Since the summer of 2021, consumers across Florida have enjoyed the ability to order drinks to go. This allowance extends to a multitude of different food service businesses, as well as permitting individuals to take partially-consumed beverages out of a restaurant. In some cases, delivery is also permitted.
This relatively new legislation, namely Senate Bill 148, can be advantageous to businesses that sell alcohol, as it may provide additional sales opportunities. However, it is important that anyone delivering alcohol under the new rules do so within the parameters of the law to prevent negative outcomes. Here are some basic details about what is and is not permitted under SB 148:
- Using the right container: licensed businesses that opt to sell beverages as part of a takeout must put the drink in a sealed container.
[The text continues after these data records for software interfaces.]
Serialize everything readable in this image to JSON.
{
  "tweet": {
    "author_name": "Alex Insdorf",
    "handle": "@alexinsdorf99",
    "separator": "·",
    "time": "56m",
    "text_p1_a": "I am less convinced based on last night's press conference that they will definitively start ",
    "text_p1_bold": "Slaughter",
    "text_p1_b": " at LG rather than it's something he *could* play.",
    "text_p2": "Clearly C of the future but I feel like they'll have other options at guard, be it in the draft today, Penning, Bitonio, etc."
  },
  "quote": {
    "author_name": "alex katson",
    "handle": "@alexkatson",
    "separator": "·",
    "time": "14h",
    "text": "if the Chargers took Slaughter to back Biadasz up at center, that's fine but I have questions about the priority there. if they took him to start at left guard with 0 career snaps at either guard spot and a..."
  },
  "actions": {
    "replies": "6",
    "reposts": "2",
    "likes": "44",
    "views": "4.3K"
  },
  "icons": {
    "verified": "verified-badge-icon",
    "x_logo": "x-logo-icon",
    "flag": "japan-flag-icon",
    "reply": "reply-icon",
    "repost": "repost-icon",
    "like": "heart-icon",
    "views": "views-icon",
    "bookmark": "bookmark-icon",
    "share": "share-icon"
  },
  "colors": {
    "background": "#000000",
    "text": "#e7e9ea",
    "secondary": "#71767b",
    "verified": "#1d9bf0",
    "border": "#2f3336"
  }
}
The beverage must remain sealed until it reaches the customer to prevent any tampering along the way.
- Correctly transporting the beverage: In addition to keeping the drink sealed, those who are delivering an alcoholic beverage in a motor vehicle must lock the drink somewhere where they cannot access it while driving. Additionally, delivery drivers transporting alcohol must be at least 21 years of age.
- Having the proper license: Businesses must meet certain criteria in order to take advantage of SB 148. Specifically, they must be licensed as a public food service establishment, meaning that they are selling food alongside beverages. Food must make up 40% or more of the order as well.
The sale of alcoholic beverages can be very lucrative for food service businesses. The added allowances under SB 148 can be an opportunity for certain establishments to increase their revenue. However, it is critical that such businesses act in accordance with the law in order to protect their own interests as well as the health and safety of their patrons. Businesses can get more information and insight regarding alcohol licensing and related laws from a Florida lawyer.